■ **EXERCISE INSTRUCTIONS**:
In the data below, find each line that contains the word "selection" and copy it.

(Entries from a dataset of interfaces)
------------------------------------------------

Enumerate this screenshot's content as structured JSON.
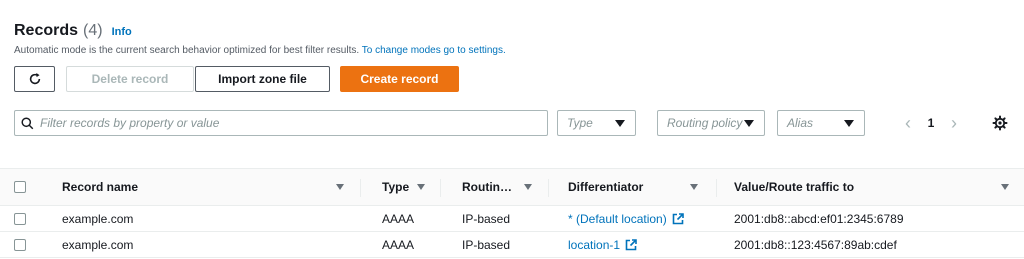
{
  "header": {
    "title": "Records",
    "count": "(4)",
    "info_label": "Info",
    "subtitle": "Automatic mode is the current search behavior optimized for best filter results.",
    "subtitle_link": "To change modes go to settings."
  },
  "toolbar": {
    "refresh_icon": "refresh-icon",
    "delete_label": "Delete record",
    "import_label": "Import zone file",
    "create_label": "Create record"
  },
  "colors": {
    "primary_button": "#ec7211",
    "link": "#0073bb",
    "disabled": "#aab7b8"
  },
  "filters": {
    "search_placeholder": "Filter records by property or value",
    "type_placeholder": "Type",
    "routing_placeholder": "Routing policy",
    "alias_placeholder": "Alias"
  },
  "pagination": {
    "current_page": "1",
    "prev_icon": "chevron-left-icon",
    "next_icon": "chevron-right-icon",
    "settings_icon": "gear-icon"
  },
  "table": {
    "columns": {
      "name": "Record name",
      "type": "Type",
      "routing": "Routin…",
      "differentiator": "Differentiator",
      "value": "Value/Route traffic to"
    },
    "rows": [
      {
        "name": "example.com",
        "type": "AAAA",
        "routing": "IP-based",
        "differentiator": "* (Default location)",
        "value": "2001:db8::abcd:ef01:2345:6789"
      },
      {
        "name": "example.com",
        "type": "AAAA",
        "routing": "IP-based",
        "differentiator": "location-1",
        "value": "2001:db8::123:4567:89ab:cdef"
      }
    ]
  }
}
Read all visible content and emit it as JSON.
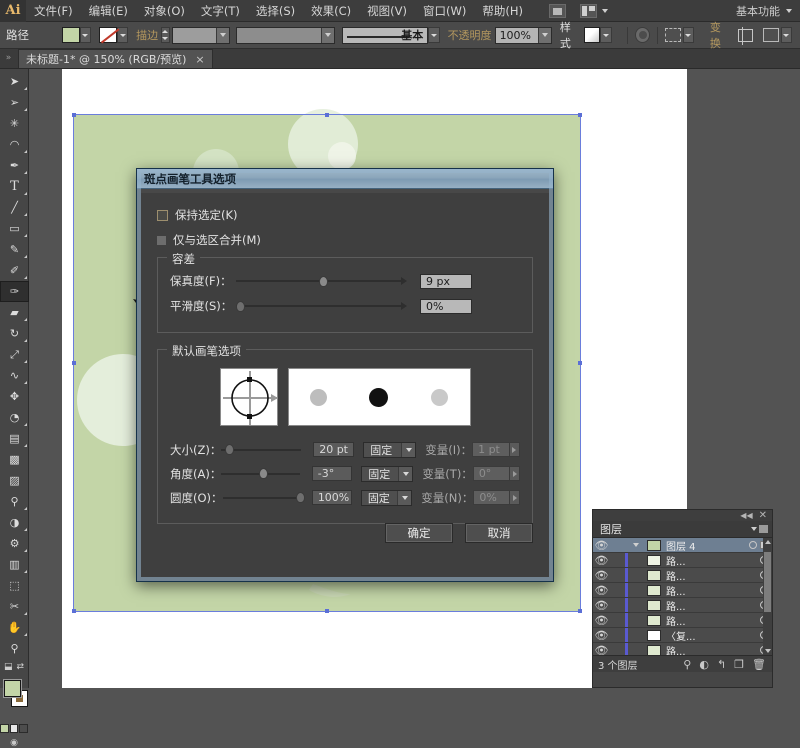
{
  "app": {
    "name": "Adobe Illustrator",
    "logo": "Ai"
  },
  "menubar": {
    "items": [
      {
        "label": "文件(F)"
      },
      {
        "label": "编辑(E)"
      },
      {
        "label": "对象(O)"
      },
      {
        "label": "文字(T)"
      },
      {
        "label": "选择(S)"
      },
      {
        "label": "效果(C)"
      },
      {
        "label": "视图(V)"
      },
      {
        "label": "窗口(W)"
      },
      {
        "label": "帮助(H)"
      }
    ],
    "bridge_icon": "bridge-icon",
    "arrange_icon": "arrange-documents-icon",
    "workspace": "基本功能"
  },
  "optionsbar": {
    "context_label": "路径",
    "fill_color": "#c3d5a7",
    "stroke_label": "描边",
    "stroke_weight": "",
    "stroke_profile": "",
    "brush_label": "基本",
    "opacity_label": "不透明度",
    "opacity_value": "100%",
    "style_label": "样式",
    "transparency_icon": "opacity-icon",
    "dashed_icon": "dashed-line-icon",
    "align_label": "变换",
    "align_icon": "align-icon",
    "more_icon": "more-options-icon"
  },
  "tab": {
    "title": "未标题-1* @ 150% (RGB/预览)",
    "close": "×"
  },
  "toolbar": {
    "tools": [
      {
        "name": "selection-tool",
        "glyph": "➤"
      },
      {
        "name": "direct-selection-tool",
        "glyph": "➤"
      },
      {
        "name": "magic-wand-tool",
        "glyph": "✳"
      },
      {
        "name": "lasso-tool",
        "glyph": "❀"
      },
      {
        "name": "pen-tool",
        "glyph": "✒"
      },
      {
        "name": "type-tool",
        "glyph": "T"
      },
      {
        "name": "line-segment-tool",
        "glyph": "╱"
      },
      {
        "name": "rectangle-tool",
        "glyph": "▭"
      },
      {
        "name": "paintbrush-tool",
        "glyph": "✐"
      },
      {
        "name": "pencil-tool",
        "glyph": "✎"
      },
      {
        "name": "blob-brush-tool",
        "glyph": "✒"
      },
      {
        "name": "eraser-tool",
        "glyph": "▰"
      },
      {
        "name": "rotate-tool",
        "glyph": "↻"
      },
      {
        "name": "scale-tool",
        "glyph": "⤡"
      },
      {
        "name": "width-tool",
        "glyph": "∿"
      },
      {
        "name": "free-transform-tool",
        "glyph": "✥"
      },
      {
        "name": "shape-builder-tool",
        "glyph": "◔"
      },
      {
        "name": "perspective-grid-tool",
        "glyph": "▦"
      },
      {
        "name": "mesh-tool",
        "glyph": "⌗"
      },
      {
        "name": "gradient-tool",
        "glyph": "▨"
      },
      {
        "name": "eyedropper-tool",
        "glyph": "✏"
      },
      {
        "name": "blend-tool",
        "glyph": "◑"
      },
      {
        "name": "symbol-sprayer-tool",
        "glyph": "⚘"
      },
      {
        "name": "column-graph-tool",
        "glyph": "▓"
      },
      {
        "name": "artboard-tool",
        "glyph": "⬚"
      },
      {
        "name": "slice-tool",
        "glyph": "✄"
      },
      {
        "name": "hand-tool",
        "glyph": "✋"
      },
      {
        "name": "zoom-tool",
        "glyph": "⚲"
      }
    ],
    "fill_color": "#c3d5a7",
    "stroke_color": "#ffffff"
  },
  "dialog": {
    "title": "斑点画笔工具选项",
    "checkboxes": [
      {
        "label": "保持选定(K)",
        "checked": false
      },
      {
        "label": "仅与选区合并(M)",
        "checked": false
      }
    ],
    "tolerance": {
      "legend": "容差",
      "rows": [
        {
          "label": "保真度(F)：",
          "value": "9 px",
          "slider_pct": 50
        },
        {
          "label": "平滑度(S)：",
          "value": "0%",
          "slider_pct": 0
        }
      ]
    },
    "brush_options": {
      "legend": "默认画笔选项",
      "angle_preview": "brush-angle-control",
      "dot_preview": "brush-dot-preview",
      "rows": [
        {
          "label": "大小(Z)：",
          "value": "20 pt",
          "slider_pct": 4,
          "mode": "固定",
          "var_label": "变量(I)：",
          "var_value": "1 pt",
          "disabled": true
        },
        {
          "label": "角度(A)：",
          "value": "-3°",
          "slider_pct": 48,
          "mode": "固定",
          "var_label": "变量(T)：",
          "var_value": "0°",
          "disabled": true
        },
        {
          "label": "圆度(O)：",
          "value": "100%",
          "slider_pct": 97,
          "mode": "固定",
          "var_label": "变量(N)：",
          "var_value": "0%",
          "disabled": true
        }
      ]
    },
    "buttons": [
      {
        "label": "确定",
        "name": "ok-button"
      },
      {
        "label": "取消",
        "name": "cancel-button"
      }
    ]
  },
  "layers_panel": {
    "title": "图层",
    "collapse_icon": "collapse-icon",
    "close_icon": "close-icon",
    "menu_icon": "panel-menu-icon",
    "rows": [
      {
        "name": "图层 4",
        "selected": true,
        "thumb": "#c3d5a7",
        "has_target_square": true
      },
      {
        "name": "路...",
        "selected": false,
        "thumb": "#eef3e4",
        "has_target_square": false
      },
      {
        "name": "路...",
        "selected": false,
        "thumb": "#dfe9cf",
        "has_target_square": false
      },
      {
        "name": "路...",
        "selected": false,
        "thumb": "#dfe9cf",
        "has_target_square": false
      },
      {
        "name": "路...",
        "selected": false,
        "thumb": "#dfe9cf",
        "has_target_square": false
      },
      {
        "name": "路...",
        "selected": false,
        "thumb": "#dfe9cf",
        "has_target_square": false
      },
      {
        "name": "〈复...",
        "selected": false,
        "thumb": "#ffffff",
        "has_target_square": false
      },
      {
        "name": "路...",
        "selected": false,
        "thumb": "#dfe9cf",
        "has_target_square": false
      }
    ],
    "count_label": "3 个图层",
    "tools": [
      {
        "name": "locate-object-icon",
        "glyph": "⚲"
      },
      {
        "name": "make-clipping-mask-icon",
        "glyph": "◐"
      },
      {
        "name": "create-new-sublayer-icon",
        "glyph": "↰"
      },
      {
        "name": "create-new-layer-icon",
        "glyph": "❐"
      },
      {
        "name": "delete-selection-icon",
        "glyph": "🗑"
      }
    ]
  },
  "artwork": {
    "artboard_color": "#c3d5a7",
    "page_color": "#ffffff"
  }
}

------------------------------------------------

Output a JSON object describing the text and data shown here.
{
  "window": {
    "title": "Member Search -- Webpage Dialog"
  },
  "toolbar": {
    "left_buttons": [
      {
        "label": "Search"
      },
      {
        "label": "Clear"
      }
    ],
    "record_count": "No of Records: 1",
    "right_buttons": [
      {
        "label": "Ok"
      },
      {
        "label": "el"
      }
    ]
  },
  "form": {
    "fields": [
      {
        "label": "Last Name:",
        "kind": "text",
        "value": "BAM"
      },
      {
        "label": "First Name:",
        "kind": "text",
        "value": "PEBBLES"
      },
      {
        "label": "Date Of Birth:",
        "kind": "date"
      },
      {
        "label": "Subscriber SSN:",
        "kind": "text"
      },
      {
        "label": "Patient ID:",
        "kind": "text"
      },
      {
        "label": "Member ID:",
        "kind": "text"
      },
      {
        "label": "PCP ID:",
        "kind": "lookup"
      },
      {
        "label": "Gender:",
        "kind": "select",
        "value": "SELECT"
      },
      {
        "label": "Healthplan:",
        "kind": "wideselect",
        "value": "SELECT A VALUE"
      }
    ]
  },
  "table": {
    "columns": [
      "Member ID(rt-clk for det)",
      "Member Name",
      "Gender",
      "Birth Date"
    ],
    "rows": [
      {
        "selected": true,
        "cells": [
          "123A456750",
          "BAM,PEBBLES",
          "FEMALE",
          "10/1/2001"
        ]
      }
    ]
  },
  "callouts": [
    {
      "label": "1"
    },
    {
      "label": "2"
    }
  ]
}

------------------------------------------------

■ **SOLUTION FOR THIS EXERCISE**:
        "name": "selection-tool",
        "name": "direct-selection-tool",
        "name": "delete-selection-icon",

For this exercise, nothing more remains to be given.